How is the industry working towards integrating sustainability considerations? How can this further encourage the availability of ESG products to European investors?

Our position is that although the optionality of having ESG has vanished over the past few years, it remains quite an individual and subjective matter for the moment. Like us, some actors in the asset servicing industry have established ESG reporting tools to include scoring possibilities so clients can screen according to ESG-factors of their own needs and preferences. 

The importance and availability of such an offer for European investors can be further encouraged through education and transparency. Given the B2B nature of our industry and in some cases a B2B2C scenario, each actor is in contact with a multitude of asset managers and to some extent their end clients and/or investors. The day you send out transparency rules on portfolios, asset managers will get questions from their clients, boards, pensions funds, and investors. 

It’s also important for a certain level of education to take place both from an asset manager perspective as well as an investor perspective. The European Commission has set up an extensive action plan which aims to regulate certain practices but this is not an easy space to navigate and I think asset servicing providers can play a role in assisting both managers and investors in this regard.

What are the latest developments regarding the EC’s intention to integrate sustainability risks and sustainability factors into UCITS, AIFMD, and MIFID? What opportunities could this bring?

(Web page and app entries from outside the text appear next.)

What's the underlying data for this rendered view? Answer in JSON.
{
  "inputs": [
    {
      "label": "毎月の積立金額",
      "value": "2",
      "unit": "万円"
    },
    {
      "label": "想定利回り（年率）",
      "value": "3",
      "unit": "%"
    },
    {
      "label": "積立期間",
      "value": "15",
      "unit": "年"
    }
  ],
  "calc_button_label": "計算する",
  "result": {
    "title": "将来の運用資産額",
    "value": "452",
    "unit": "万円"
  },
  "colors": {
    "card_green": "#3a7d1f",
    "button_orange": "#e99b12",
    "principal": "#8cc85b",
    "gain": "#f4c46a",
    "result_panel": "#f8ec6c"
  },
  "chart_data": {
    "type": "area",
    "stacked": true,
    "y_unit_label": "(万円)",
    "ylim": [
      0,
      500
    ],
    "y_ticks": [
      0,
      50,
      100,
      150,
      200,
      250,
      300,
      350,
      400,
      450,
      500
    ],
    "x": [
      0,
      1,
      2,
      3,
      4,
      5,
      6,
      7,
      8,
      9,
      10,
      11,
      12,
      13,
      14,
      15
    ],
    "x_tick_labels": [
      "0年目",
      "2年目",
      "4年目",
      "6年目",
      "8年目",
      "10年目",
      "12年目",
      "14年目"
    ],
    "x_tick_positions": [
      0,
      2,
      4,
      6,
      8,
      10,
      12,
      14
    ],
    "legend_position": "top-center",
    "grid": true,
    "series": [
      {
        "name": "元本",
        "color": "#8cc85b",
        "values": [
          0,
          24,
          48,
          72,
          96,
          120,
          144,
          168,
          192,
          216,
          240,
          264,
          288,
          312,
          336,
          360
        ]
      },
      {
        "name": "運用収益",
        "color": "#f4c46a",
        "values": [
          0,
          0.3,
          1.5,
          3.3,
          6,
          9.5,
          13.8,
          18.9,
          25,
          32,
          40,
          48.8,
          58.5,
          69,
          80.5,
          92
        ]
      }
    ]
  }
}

What we’re seeing with UCITS and AIFMD is that there will be an incorporation of ESG factors in the investment process and governance for asset managers. Environmental, Social and Governance factors will also have to be incorporated in their risk management framework.

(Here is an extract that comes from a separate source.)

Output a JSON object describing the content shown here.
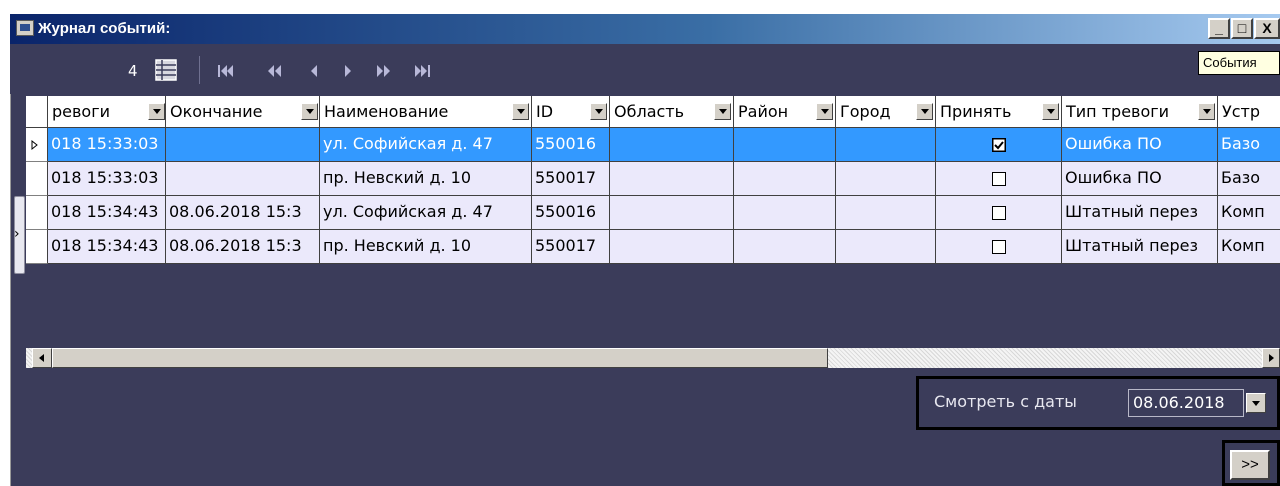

Within MiFID, there will be a multitude of factors to consider now in regards to sustainability. First of all, ESG preferences will be integrated in the investment objectives when considering both suitability and appropriateness. Furthermore, the consideration of ESG factors will now be in the selection process when providing advice, so there will be an impact on client reporting. ESG considerations will also be included in the description on the nature and risk of the financial instrument. Finally, the European MiFID/PRIIPS Template (EMT/EPT) will be updated to integrate ESG classification from now on.

There are opportunities as an asset servicing provider to provide guidance and, in some cases, to provide services to comply in regards to these regulations. 

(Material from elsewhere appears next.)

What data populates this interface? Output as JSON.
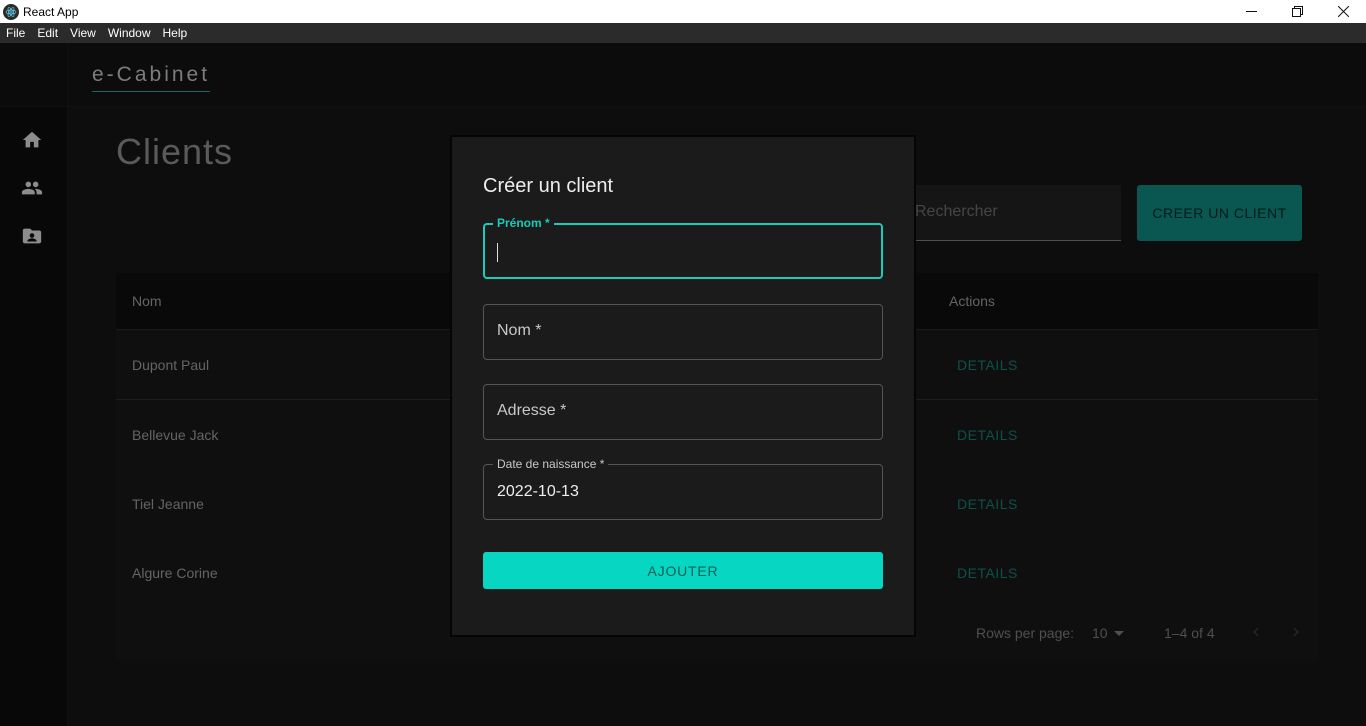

At Pictet Asset Services, we are in the process of setting up a platform to help and guide asset managers and investors when it comes to the various degrees of ESG ambitions and levels of ESG disclosures, setting them up accordingly, understanding the taxonomy, and so forth.

Our vision is to be the asset servicing boutique for active investors. Our size allows us to adapt and be flexible when it comes to approaching an ever changing regulatory environment. This agility allows us to offer innovative solutions to our clients to face the challenges of tomorrow. 
 

Do you think we will see sustainable investing becoming more mainstream over the years?

Yes, we at Pictet Group believe full-heartedly that sustainable investing is not a fad and that it is a long-term trend that is here to stay. We see an increasingly strong demand from asset managers as well as end-clients to get more ESG dimensions added into their oversight and more monitoring from their investment managers. There is an strong interest in ESG related matters, which will only grow stronger with the new generation of clients, who grew up with an understanding of ESG concepts and concerns. 

This is a sense of conviction that we have at Pictet ; responsible thinking comes natural to us because we have always adopted a long-term approach to everything we do and had the luxury of time because we are a private company. We’re not taking part in massive amounts of outsourcing on the other side of the world, moving people around to different locations. Furthermore, we triggered an initiative to encourage index providers to ban controversial weapon producers from their mainstream indices. 

What are the potential challenges or setbacks when it comes to sustainability in the financial services market?

We see that clients are demanding high levels of “ESG quality”, products with impact and regulators are working hard to build trustworthy ESG standards, as the risk from accusations of greenwashing is real. With these new regulations emerging, the challenge might be to actually restore trust in investors and asset managers.

Another setback, which is often addressed, is the inflation that is happening in the space of ESG products. We are already seeing this to some extent, where these products are witnessing such a high level of demand, that the primary purpose behind it, which is impact and shaping sustainability, is no longer the main driver because of the speculative aspect.

I think that one final challenge to consider is that a lot of emphasis is put on the “E” of ESG. Indeed, green investment is revolutionizing the fund industry, and the on-going climate crisis will keep this trend going. The social aspect of ESG is underrepresented for now, so there is room for improvement in that space, especially with the last year we’ve had.
 

Looking to the future, will we see a standardised approach when it comes to sustainability investing and how do you think this will work?

Given the regulatory framework set up by the European Commission, there is a clear wish to have a systematic approach in including sustainability in financial products. 

I believe that we will see a minimal threshold that will be standardized. Typically, in a MIFID context, there will be no choice when it comes to reporting and we could see a standardized approach to determining ESG preferences in the investment objectives when considering both suitability and appropriateness for investors.